Joe Hockey has won his defamation case against Fairfax Media, which was ordered to pay the Treasurer $200,000 in damages.
Federal Court justice Richard White found that a poster destined to be displayed outside news stands, and two tweets from The Age‘s twitter account were defamatory, but the article was not. Mr Hockey’s other claims were dismissed.
The Sydney Morning Herald published a front page headline on May 5, 2014 that said “Treasurer for sale” in relation to political donations from the North Sydney Forum.
Justice White found that Fairfax may have been able to defend its headline had it not been motivated by “malice”.
“Mr Goodsir had lost objectivity.

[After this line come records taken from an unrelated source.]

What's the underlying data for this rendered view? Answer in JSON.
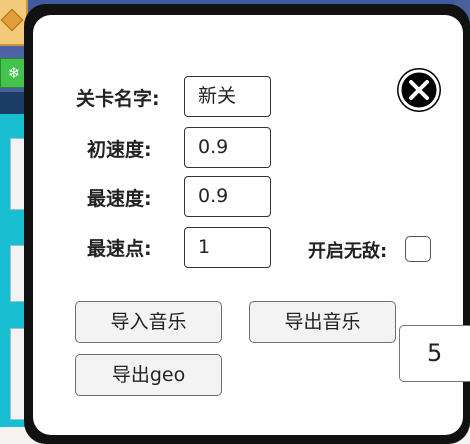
{
  "dialog": {
    "fields": {
      "level_name": {
        "label": "关卡名字:",
        "value": "新关"
      },
      "initial_speed": {
        "label": "初速度:",
        "value": "0.9"
      },
      "max_speed": {
        "label": "最速度:",
        "value": "0.9"
      },
      "max_speed_point": {
        "label": "最速点:",
        "value": "1"
      }
    },
    "invincible": {
      "label": "开启无敌:",
      "checked": false
    },
    "buttons": {
      "import_music": "导入音乐",
      "export_music": "导出音乐",
      "export_geo": "导出geo"
    },
    "side_number": "5",
    "close_icon": "close-circle-icon"
  },
  "background": {
    "green_tile_glyph": "❄"
  },
  "colors": {
    "dialog_border": "#111111",
    "scene_blue": "#4b5f9c",
    "scene_cyan": "#18bfd3"
  }
}
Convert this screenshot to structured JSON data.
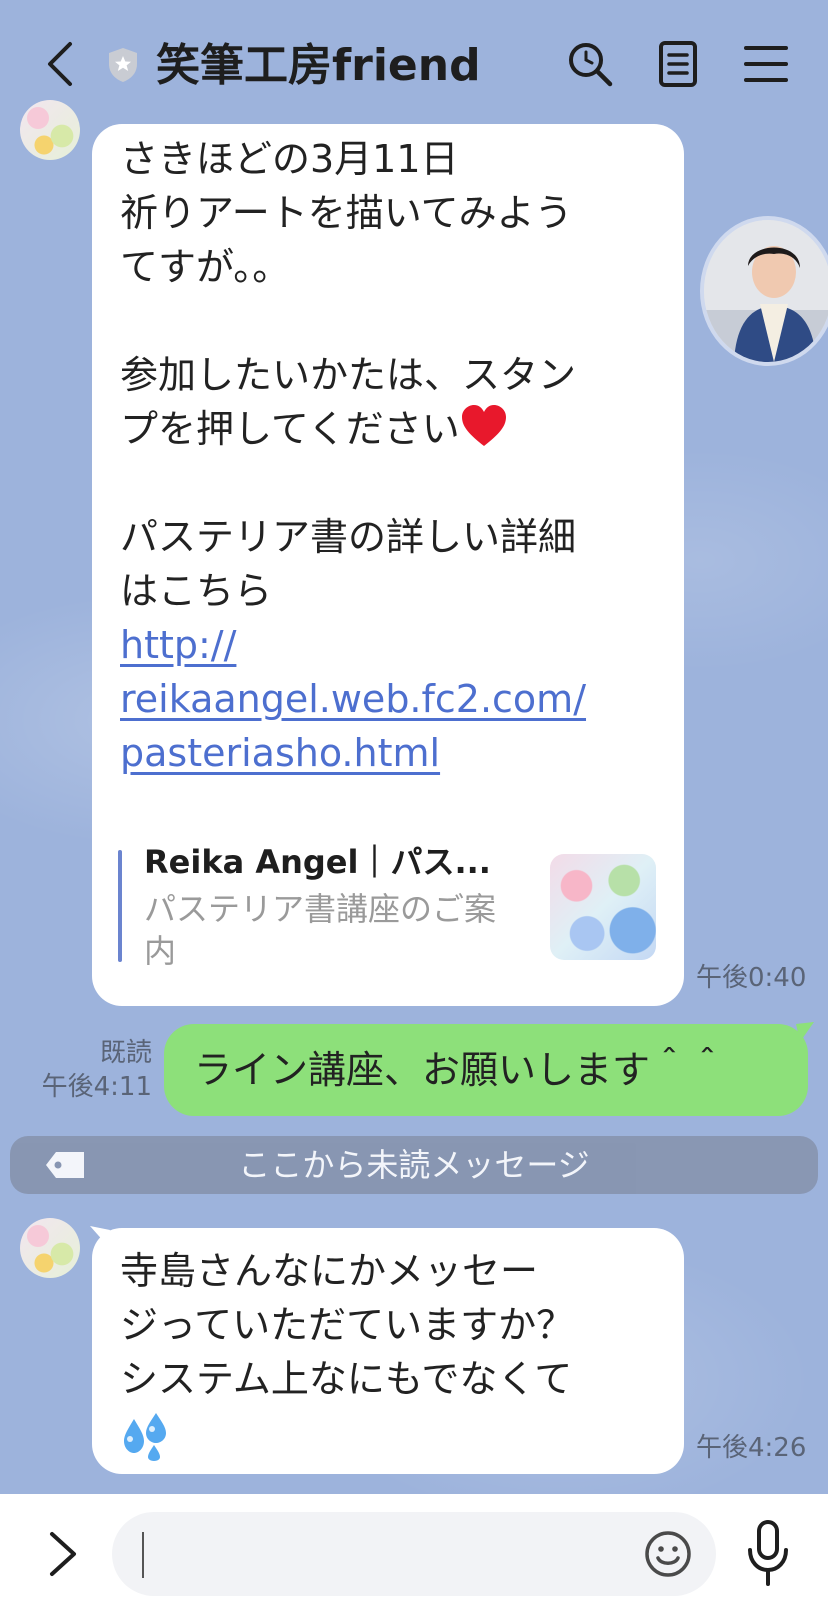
{
  "header": {
    "title": "笑筆工房friend",
    "icons": [
      "chevron-left-icon",
      "shield-star-icon",
      "search-icon",
      "notes-icon",
      "menu-icon"
    ]
  },
  "messages": {
    "incoming_1": {
      "lines": [
        "さきほどの3月11日",
        "祈りアートを描いてみよう",
        "てすが。。",
        "",
        "参加したいかたは、スタン",
        "プを押してください",
        "",
        "パステリア書の詳しい詳細",
        "はこちら"
      ],
      "emoji": "heart-emoji",
      "link_lines": [
        "http://",
        "reikaangel.web.fc2.com/",
        "pasteriasho.html"
      ],
      "preview": {
        "title": "Reika Angel｜パス...",
        "description": "パステリア書講座のご案内"
      },
      "time": "午後0:40"
    },
    "outgoing_1": {
      "text": "ライン講座、お願いします＾＾",
      "read_label": "既読",
      "time": "午後4:11"
    },
    "unread_divider": "ここから未読メッセージ",
    "incoming_2": {
      "lines": [
        "寺島さんなにかメッセー",
        "ジっていただていますか？",
        "システム上なにもでなくて"
      ],
      "emoji": "sweat-droplets-emoji",
      "time": "午後4:26"
    }
  },
  "input": {
    "placeholder": ""
  },
  "colors": {
    "background": "#9db3dc",
    "outgoing_bubble": "#8de07a",
    "incoming_bubble": "#ffffff",
    "link": "#4d6fcf"
  }
}
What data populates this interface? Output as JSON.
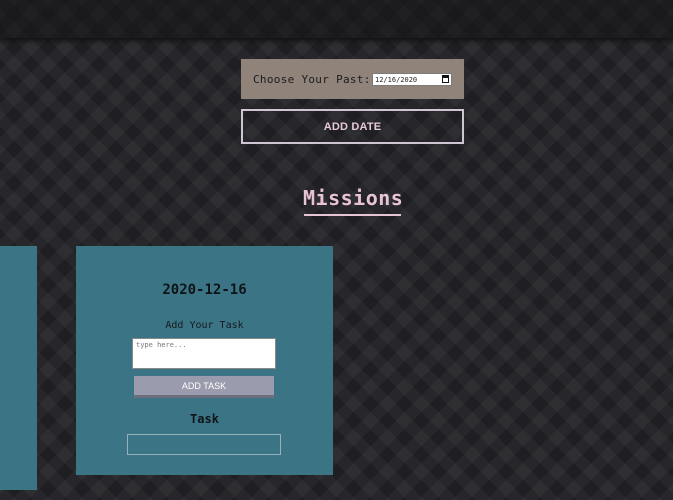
{
  "date_picker": {
    "label": "Choose Your Past:",
    "value": "12/16/2020"
  },
  "add_date_button": "ADD DATE",
  "missions_heading": "Missions",
  "card": {
    "date": "2020-12-16",
    "add_task_label": "Add Your Task",
    "task_placeholder": "type here...",
    "add_task_button": "ADD TASK",
    "task_heading": "Task"
  },
  "icons": [
    "calendar-icon"
  ]
}
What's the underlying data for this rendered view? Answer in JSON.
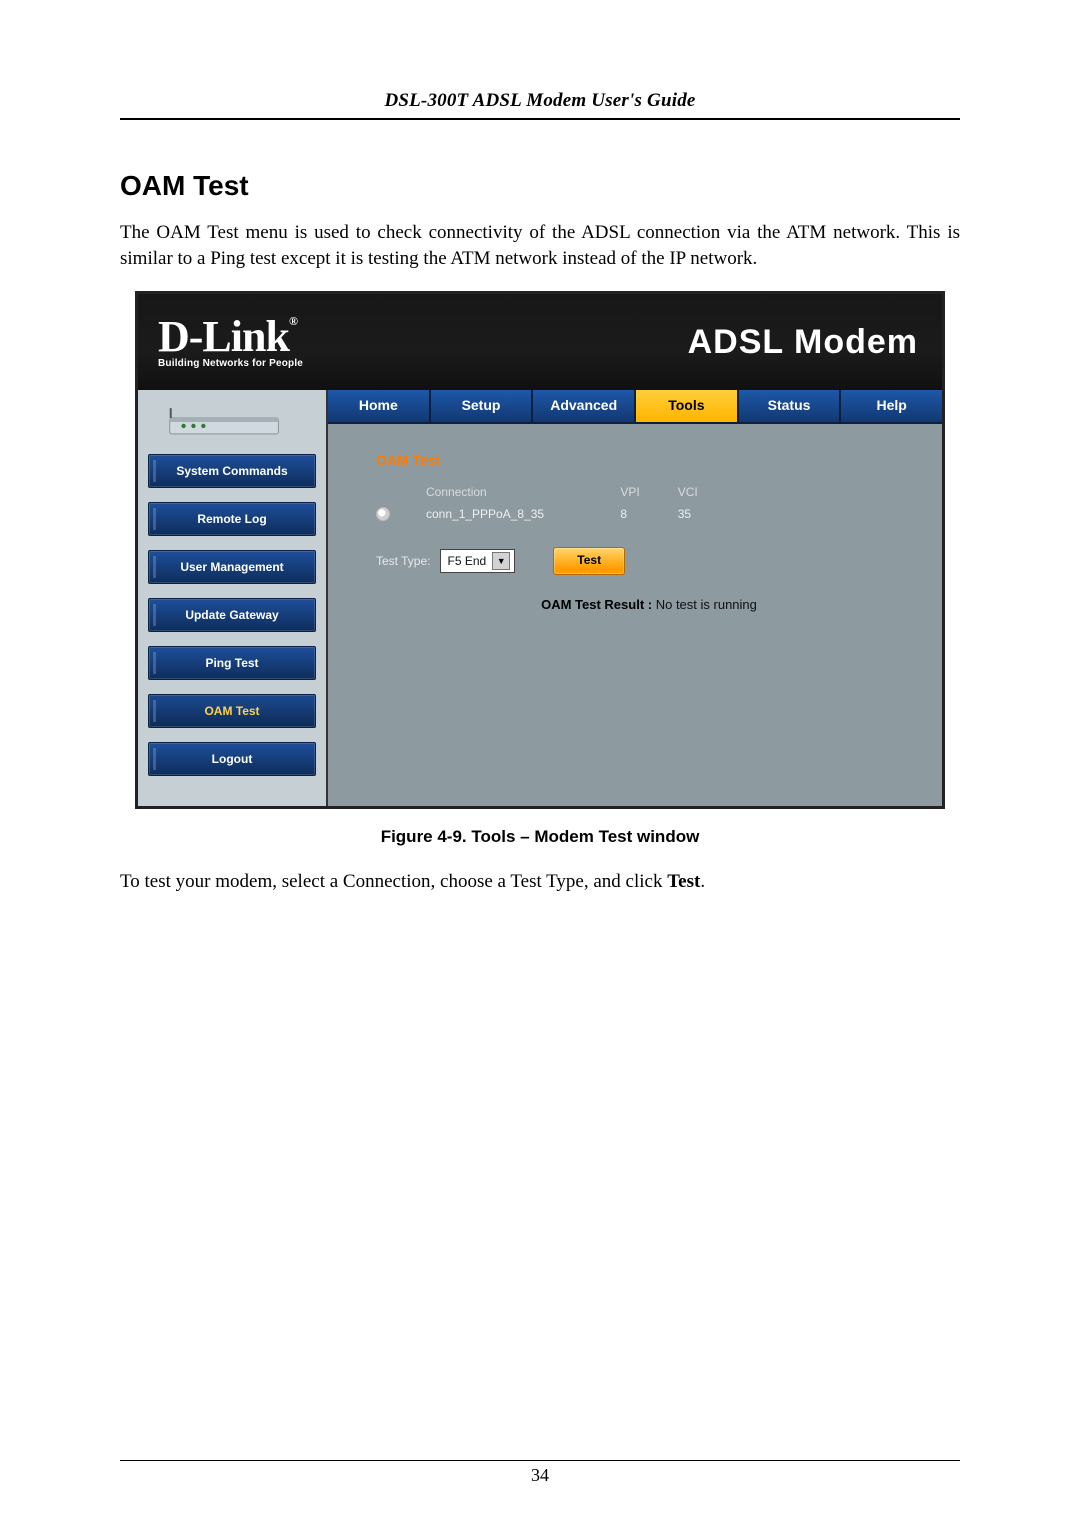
{
  "doc": {
    "header": "DSL-300T ADSL Modem User's Guide",
    "section_title": "OAM Test",
    "intro": "The OAM Test menu is used to check connectivity of the ADSL connection via the ATM network. This is similar to a Ping test except it is testing the ATM network instead of the IP network.",
    "figure_caption": "Figure 4-9. Tools – Modem Test window",
    "outro_prefix": "To test your modem, select a Connection, choose a Test Type, and click ",
    "outro_bold": "Test",
    "outro_suffix": ".",
    "page_number": "34"
  },
  "screenshot": {
    "brand": "D-Link",
    "brand_reg": "®",
    "brand_tag": "Building Networks for People",
    "product": "ADSL Modem",
    "tabs": {
      "home": "Home",
      "setup": "Setup",
      "advanced": "Advanced",
      "tools": "Tools",
      "status": "Status",
      "help": "Help"
    },
    "sidebar": {
      "system_commands": "System Commands",
      "remote_log": "Remote Log",
      "user_management": "User Management",
      "update_gateway": "Update Gateway",
      "ping_test": "Ping Test",
      "oam_test": "OAM Test",
      "logout": "Logout"
    },
    "panel": {
      "title": "OAM Test",
      "col_connection": "Connection",
      "col_vpi": "VPI",
      "col_vci": "VCI",
      "row_connection": "conn_1_PPPoA_8_35",
      "row_vpi": "8",
      "row_vci": "35",
      "test_type_label": "Test Type:",
      "test_type_value": "F5 End",
      "test_button": "Test",
      "result_label": "OAM Test Result :",
      "result_value": "No test is running"
    }
  }
}
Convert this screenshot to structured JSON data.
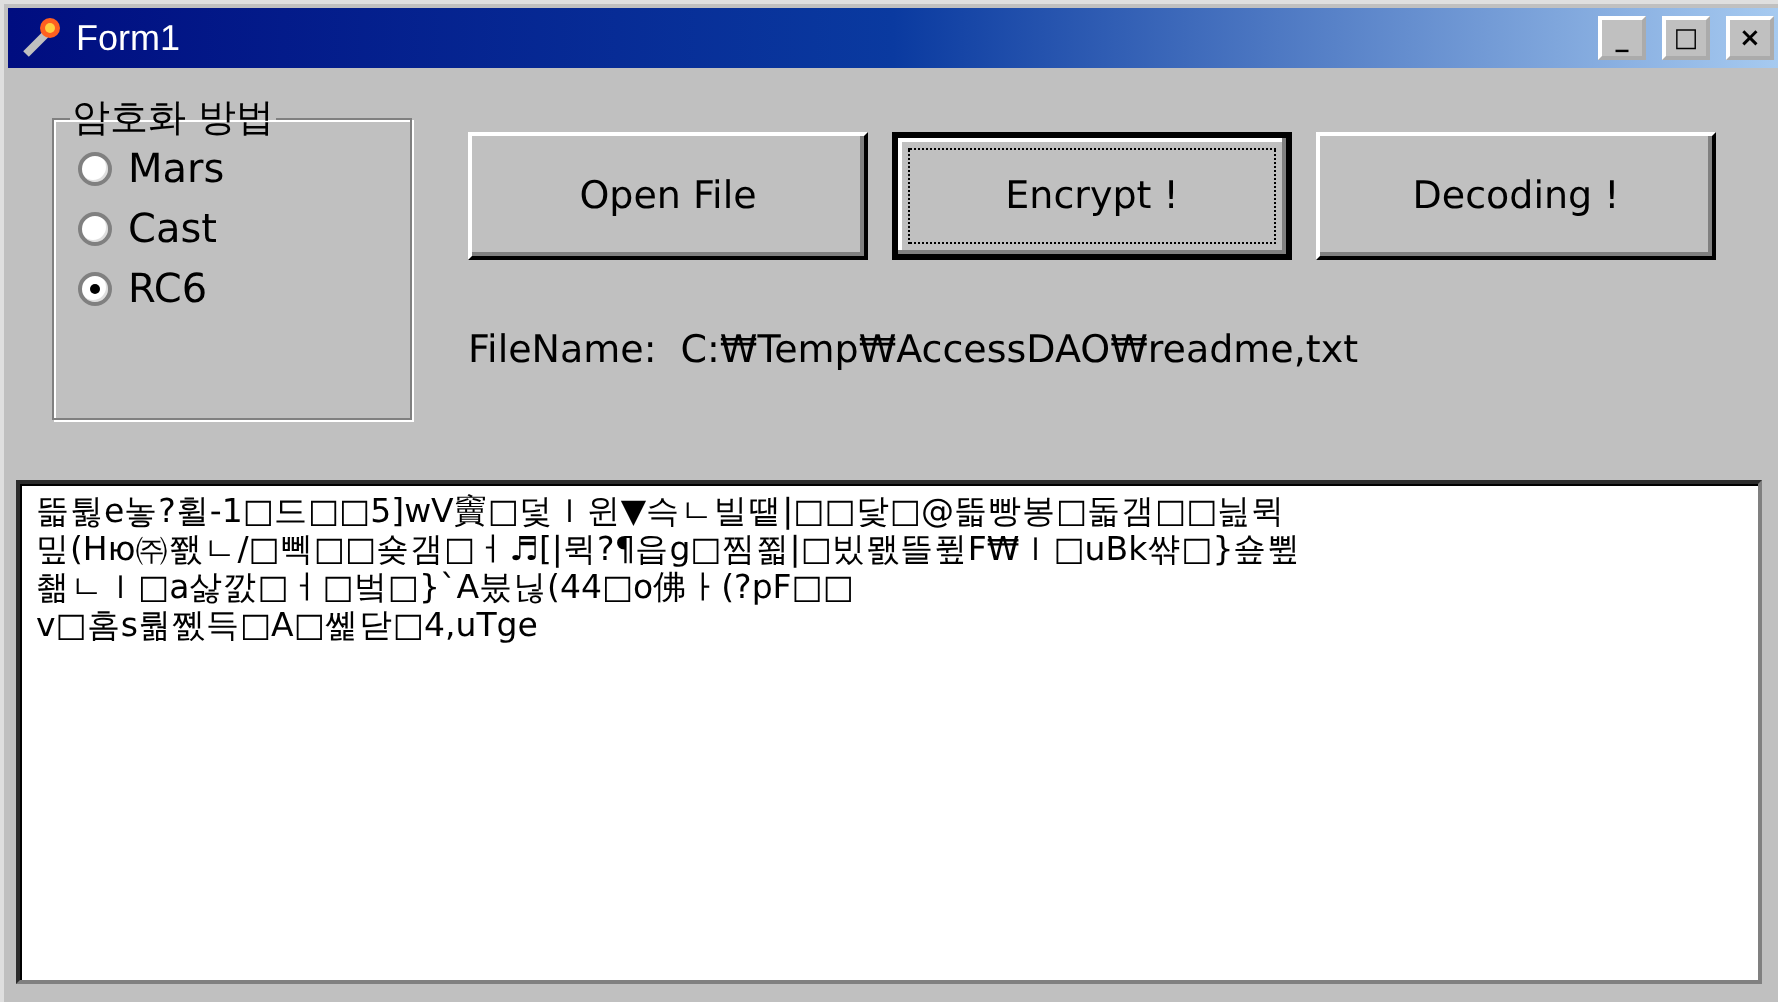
{
  "window": {
    "title": "Form1",
    "controls": [
      "_",
      "□",
      "×"
    ]
  },
  "method_group": {
    "title": "암호화 방법",
    "options": [
      {
        "label": "Mars",
        "selected": false
      },
      {
        "label": "Cast",
        "selected": false
      },
      {
        "label": "RC6",
        "selected": true
      }
    ]
  },
  "buttons": [
    {
      "label": "Open File",
      "focused": false
    },
    {
      "label": "Encrypt !",
      "focused": true
    },
    {
      "label": "Decoding !",
      "focused": false
    }
  ],
  "file_name": {
    "label": "FileName:",
    "value": "C:₩Temp₩AccessDAO₩readme,txt"
  },
  "output_lines": [
    "뜳튏e놓?휠-1□드□□5]wV竇□덫ｌ윈▼슥ㄴ빌땥|□□닻□@뜳빵봉□돏갬□□늺뮉",
    "밒(Hю㈜쬀ㄴ/□뻭□□숒갬□ㅓ♬[|뮉?¶읍g□찜쬛|□빘뫬뜰퓦F₩ｌ□uBk쌲□}숖쀺",
    "쵊ㄴｌ□a삻깘□ㅓ□벜□}`A붔닎(44□o佛ㅏ(?pF□□",
    "v□홈s뤎쪬득□A□쏉닫□4,uTge"
  ]
}
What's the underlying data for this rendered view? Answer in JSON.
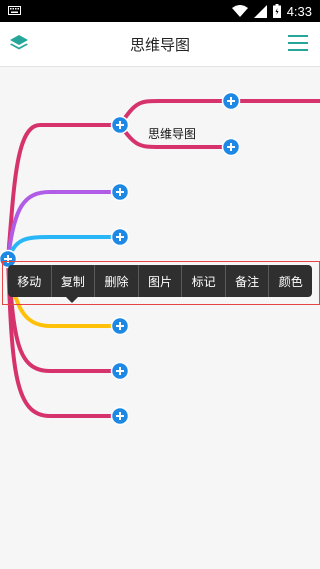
{
  "status_bar": {
    "time": "4:33",
    "icons": [
      "keyboard-icon",
      "wifi-icon",
      "signal-icon",
      "battery-icon"
    ]
  },
  "app_bar": {
    "title": "思维导图",
    "left_icon": "layers-icon",
    "right_icon": "menu-icon",
    "accent_color": "#26a69a"
  },
  "mindmap": {
    "node_label": "思维导图",
    "branch_colors": [
      "#d6336c",
      "#b05ce6",
      "#29b6f6",
      "#ffc107",
      "#d6336c",
      "#d6336c"
    ],
    "add_button_color": "#1e88e5"
  },
  "context_menu": {
    "items": [
      "移动",
      "复制",
      "删除",
      "图片",
      "标记",
      "备注",
      "颜色"
    ]
  }
}
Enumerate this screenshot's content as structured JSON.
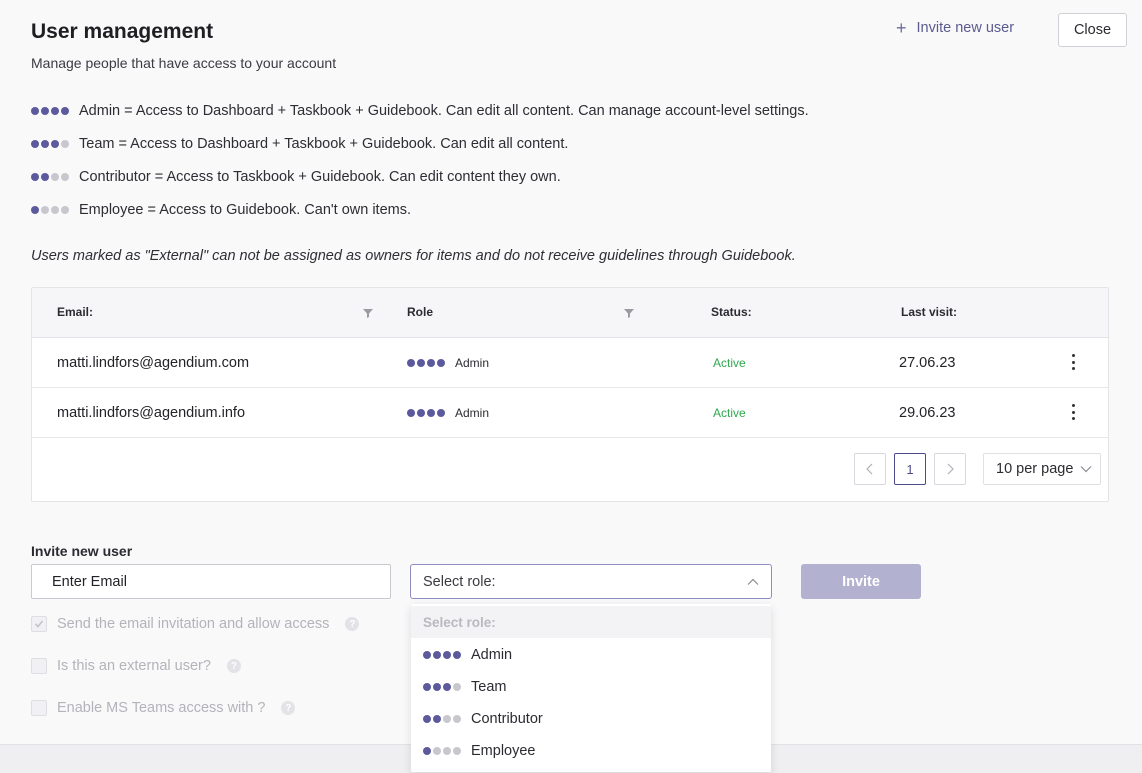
{
  "header": {
    "title": "User management",
    "subtitle": "Manage people that have access to your account",
    "invite_link": "Invite new user",
    "close_label": "Close"
  },
  "roles_legend": [
    {
      "level": 4,
      "text": "Admin = Access to Dashboard + Taskbook + Guidebook. Can edit all content. Can manage account-level settings."
    },
    {
      "level": 3,
      "text": "Team = Access to Dashboard + Taskbook + Guidebook. Can edit all content."
    },
    {
      "level": 2,
      "text": "Contributor = Access to Taskbook + Guidebook. Can edit content they own."
    },
    {
      "level": 1,
      "text": "Employee = Access to Guidebook. Can't own items."
    }
  ],
  "external_note": "Users marked as \"External\" can not be assigned as owners for items and do not receive guidelines through Guidebook.",
  "table": {
    "columns": {
      "email": "Email:",
      "role": "Role",
      "status": "Status:",
      "last_visit": "Last visit:"
    },
    "rows": [
      {
        "email": "matti.lindfors@agendium.com",
        "role": "Admin",
        "role_level": 4,
        "status": "Active",
        "last_visit": "27.06.23"
      },
      {
        "email": "matti.lindfors@agendium.info",
        "role": "Admin",
        "role_level": 4,
        "status": "Active",
        "last_visit": "29.06.23"
      }
    ],
    "pagination": {
      "current_page": "1",
      "per_page": "10 per page"
    }
  },
  "invite_form": {
    "label": "Invite new user",
    "email_placeholder": "Enter Email",
    "role_placeholder": "Select role:",
    "invite_button": "Invite",
    "options": {
      "send_invitation": "Send the email invitation and allow access",
      "external_user": "Is this an external user?",
      "ms_teams": "Enable MS Teams access with ?"
    },
    "dropdown": {
      "header": "Select role:",
      "items": [
        {
          "label": "Admin",
          "level": 4
        },
        {
          "label": "Team",
          "level": 3
        },
        {
          "label": "Contributor",
          "level": 2
        },
        {
          "label": "Employee",
          "level": 1
        }
      ]
    }
  },
  "colors": {
    "accent": "#5c5a9c",
    "dot_inactive": "#c7c7cd",
    "status_active": "#2fa84f",
    "invite_button_disabled": "#b2b1cf"
  }
}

If it was not for his desire to get back at Mr Hockey, I consider it probable that he would have selected a less provocative headline,” Justice White said in his ruling.
During the hearings in March 2014, the court heard SMH editor Darren Goodsir had written in emails to journalist Sean Nicholls “Given what [The Age editor-in-chief Andrew Holden] and I endured last week with Hockey, I want to have this nailed to the cross in more ways than one,” the ABC reported.
Mr Hockey’s lawyers had argued for damages at the top rate of $350,000 in March, Fairfax Media reported.
The court awarded Mr Hockey $120,000 in damages for the poster and $80,000 for the tweets.
Defamation can be dismissed if the defendant can prove one of four defences such as the defamatory statement being true.
Fairfax’s lawyers argued that they were allowed to make statements like the one it did about Mr Hockey because it fits with the role of a newspaper to hold a politician to account, the so-called qualified privilege defence.
Credit agencies, for instance, are protected from defamation as their reports can be libel but it’s their role to make the statement.
On Tuesday, Justice White ruled Fairfax’s lawyers had not been successful in making the qualified privilege defence.
Mr Hockey had claimed the headline and the articles were motivated by “personal spite and ill will”, Fairfax reported.
But Fairfax lawyers argued the statements did not imply Mr Hockey was corrupt or someone who accepted bribes.
When that argument failed, Fairfax argued the matters in the story were in the public interest and their actions in publishing the story were reasonable.